• [Work request]: Repeat each entry word for word; the images are not part of the copy.

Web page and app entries

__________

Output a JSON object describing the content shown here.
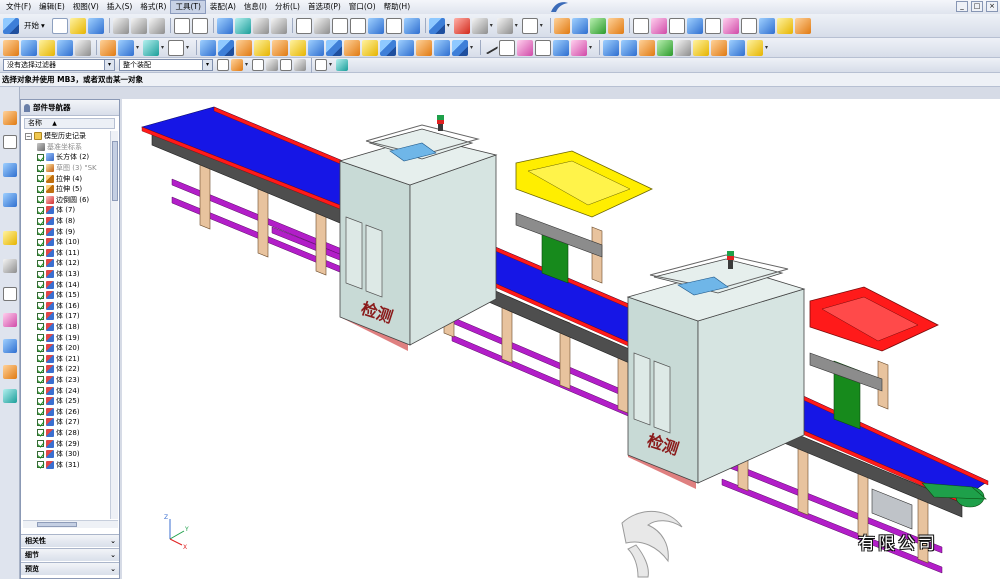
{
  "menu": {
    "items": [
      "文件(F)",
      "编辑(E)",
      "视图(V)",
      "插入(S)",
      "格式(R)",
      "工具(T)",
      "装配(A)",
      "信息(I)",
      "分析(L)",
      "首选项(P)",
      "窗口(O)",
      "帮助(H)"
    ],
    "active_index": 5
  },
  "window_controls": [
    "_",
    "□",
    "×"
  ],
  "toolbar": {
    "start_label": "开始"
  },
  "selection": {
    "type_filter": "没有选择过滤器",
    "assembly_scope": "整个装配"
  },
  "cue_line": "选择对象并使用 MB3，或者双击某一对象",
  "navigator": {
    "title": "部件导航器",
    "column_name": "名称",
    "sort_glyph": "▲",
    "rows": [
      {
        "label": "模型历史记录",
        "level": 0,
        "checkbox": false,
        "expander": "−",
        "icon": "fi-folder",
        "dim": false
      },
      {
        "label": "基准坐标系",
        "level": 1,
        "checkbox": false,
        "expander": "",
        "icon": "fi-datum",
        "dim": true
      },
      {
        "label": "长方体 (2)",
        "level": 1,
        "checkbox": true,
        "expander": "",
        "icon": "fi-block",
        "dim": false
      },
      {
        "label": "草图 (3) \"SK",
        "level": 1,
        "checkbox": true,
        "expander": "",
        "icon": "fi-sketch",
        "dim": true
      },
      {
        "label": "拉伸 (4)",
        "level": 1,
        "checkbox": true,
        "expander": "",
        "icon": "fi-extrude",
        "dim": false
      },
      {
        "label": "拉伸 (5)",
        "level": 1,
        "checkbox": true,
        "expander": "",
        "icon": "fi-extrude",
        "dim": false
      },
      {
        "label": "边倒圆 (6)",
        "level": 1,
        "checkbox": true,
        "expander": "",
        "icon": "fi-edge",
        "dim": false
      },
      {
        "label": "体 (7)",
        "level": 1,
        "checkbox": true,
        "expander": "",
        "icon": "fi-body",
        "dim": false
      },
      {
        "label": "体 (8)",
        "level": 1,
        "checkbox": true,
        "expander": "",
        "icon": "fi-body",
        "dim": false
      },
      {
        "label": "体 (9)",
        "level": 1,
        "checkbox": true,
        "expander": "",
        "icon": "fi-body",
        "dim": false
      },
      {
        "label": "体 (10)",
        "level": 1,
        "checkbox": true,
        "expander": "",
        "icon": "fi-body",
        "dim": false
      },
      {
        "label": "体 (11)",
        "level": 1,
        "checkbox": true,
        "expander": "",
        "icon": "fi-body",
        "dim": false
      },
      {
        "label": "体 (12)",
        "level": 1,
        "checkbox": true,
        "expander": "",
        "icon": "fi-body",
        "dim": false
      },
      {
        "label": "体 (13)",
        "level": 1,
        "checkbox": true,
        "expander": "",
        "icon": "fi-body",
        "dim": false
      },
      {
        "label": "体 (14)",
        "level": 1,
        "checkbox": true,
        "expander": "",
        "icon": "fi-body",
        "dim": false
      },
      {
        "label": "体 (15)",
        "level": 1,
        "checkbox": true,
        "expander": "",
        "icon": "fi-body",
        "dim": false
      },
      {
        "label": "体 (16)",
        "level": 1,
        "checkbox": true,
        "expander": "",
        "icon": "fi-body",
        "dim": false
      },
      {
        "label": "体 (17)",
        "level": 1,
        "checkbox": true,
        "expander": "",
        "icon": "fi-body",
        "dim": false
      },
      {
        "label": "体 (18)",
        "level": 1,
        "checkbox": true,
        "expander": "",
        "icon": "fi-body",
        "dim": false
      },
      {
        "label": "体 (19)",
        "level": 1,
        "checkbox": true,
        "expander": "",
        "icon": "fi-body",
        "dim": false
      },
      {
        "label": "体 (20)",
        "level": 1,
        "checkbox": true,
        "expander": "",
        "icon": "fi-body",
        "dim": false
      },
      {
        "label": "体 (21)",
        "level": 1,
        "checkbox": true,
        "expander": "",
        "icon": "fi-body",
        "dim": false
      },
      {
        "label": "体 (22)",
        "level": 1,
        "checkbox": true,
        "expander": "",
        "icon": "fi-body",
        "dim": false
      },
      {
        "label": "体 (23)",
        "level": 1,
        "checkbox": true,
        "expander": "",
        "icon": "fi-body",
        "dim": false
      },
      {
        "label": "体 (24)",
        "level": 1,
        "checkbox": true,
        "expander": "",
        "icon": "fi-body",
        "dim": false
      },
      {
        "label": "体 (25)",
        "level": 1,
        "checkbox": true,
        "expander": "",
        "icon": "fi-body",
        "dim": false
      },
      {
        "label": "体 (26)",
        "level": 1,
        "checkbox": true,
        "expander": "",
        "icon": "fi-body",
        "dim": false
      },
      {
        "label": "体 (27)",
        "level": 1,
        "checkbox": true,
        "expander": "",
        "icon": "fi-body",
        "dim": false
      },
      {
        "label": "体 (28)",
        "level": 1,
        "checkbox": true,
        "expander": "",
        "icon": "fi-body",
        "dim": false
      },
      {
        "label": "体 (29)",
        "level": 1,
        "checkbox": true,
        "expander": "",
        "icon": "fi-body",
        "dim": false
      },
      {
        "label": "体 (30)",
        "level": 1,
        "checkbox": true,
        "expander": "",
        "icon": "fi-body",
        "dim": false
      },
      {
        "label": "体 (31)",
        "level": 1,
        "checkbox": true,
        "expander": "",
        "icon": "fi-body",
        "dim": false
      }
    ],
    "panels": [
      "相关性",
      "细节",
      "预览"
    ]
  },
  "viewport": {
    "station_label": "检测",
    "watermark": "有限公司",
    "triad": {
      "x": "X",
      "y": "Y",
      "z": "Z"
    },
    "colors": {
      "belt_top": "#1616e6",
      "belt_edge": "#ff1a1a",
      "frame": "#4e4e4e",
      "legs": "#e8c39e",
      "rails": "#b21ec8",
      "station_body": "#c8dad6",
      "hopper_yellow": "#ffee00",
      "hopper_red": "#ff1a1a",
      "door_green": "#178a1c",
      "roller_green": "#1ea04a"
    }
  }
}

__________

• [Response]:
Output a JSON object describing the content shown here.
{
  "menu": {
    "items": [
      "文件(F)",
      "编辑(E)",
      "视图(V)",
      "插入(S)",
      "格式(R)",
      "工具(T)",
      "装配(A)",
      "信息(I)",
      "分析(L)",
      "首选项(P)",
      "窗口(O)",
      "帮助(H)"
    ],
    "active_index": 5
  },
  "window_controls": [
    "_",
    "□",
    "×"
  ],
  "toolbar": {
    "start_label": "开始"
  },
  "selection": {
    "type_filter": "没有选择过滤器",
    "assembly_scope": "整个装配"
  },
  "cue_line": "选择对象并使用 MB3，或者双击某一对象",
  "navigator": {
    "title": "部件导航器",
    "column_name": "名称",
    "sort_glyph": "▲",
    "rows": [
      {
        "label": "模型历史记录",
        "level": 0,
        "checkbox": false,
        "expander": "−",
        "icon": "fi-folder",
        "dim": false
      },
      {
        "label": "基准坐标系",
        "level": 1,
        "checkbox": false,
        "expander": "",
        "icon": "fi-datum",
        "dim": true
      },
      {
        "label": "长方体 (2)",
        "level": 1,
        "checkbox": true,
        "expander": "",
        "icon": "fi-block",
        "dim": false
      },
      {
        "label": "草图 (3) \"SK",
        "level": 1,
        "checkbox": true,
        "expander": "",
        "icon": "fi-sketch",
        "dim": true
      },
      {
        "label": "拉伸 (4)",
        "level": 1,
        "checkbox": true,
        "expander": "",
        "icon": "fi-extrude",
        "dim": false
      },
      {
        "label": "拉伸 (5)",
        "level": 1,
        "checkbox": true,
        "expander": "",
        "icon": "fi-extrude",
        "dim": false
      },
      {
        "label": "边倒圆 (6)",
        "level": 1,
        "checkbox": true,
        "expander": "",
        "icon": "fi-edge",
        "dim": false
      },
      {
        "label": "体 (7)",
        "level": 1,
        "checkbox": true,
        "expander": "",
        "icon": "fi-body",
        "dim": false
      },
      {
        "label": "体 (8)",
        "level": 1,
        "checkbox": true,
        "expander": "",
        "icon": "fi-body",
        "dim": false
      },
      {
        "label": "体 (9)",
        "level": 1,
        "checkbox": true,
        "expander": "",
        "icon": "fi-body",
        "dim": false
      },
      {
        "label": "体 (10)",
        "level": 1,
        "checkbox": true,
        "expander": "",
        "icon": "fi-body",
        "dim": false
      },
      {
        "label": "体 (11)",
        "level": 1,
        "checkbox": true,
        "expander": "",
        "icon": "fi-body",
        "dim": false
      },
      {
        "label": "体 (12)",
        "level": 1,
        "checkbox": true,
        "expander": "",
        "icon": "fi-body",
        "dim": false
      },
      {
        "label": "体 (13)",
        "level": 1,
        "checkbox": true,
        "expander": "",
        "icon": "fi-body",
        "dim": false
      },
      {
        "label": "体 (14)",
        "level": 1,
        "checkbox": true,
        "expander": "",
        "icon": "fi-body",
        "dim": false
      },
      {
        "label": "体 (15)",
        "level": 1,
        "checkbox": true,
        "expander": "",
        "icon": "fi-body",
        "dim": false
      },
      {
        "label": "体 (16)",
        "level": 1,
        "checkbox": true,
        "expander": "",
        "icon": "fi-body",
        "dim": false
      },
      {
        "label": "体 (17)",
        "level": 1,
        "checkbox": true,
        "expander": "",
        "icon": "fi-body",
        "dim": false
      },
      {
        "label": "体 (18)",
        "level": 1,
        "checkbox": true,
        "expander": "",
        "icon": "fi-body",
        "dim": false
      },
      {
        "label": "体 (19)",
        "level": 1,
        "checkbox": true,
        "expander": "",
        "icon": "fi-body",
        "dim": false
      },
      {
        "label": "体 (20)",
        "level": 1,
        "checkbox": true,
        "expander": "",
        "icon": "fi-body",
        "dim": false
      },
      {
        "label": "体 (21)",
        "level": 1,
        "checkbox": true,
        "expander": "",
        "icon": "fi-body",
        "dim": false
      },
      {
        "label": "体 (22)",
        "level": 1,
        "checkbox": true,
        "expander": "",
        "icon": "fi-body",
        "dim": false
      },
      {
        "label": "体 (23)",
        "level": 1,
        "checkbox": true,
        "expander": "",
        "icon": "fi-body",
        "dim": false
      },
      {
        "label": "体 (24)",
        "level": 1,
        "checkbox": true,
        "expander": "",
        "icon": "fi-body",
        "dim": false
      },
      {
        "label": "体 (25)",
        "level": 1,
        "checkbox": true,
        "expander": "",
        "icon": "fi-body",
        "dim": false
      },
      {
        "label": "体 (26)",
        "level": 1,
        "checkbox": true,
        "expander": "",
        "icon": "fi-body",
        "dim": false
      },
      {
        "label": "体 (27)",
        "level": 1,
        "checkbox": true,
        "expander": "",
        "icon": "fi-body",
        "dim": false
      },
      {
        "label": "体 (28)",
        "level": 1,
        "checkbox": true,
        "expander": "",
        "icon": "fi-body",
        "dim": false
      },
      {
        "label": "体 (29)",
        "level": 1,
        "checkbox": true,
        "expander": "",
        "icon": "fi-body",
        "dim": false
      },
      {
        "label": "体 (30)",
        "level": 1,
        "checkbox": true,
        "expander": "",
        "icon": "fi-body",
        "dim": false
      },
      {
        "label": "体 (31)",
        "level": 1,
        "checkbox": true,
        "expander": "",
        "icon": "fi-body",
        "dim": false
      }
    ],
    "panels": [
      "相关性",
      "细节",
      "预览"
    ]
  },
  "viewport": {
    "station_label": "检测",
    "watermark": "有限公司",
    "triad": {
      "x": "X",
      "y": "Y",
      "z": "Z"
    },
    "colors": {
      "belt_top": "#1616e6",
      "belt_edge": "#ff1a1a",
      "frame": "#4e4e4e",
      "legs": "#e8c39e",
      "rails": "#b21ec8",
      "station_body": "#c8dad6",
      "hopper_yellow": "#ffee00",
      "hopper_red": "#ff1a1a",
      "door_green": "#178a1c",
      "roller_green": "#1ea04a"
    }
  }
}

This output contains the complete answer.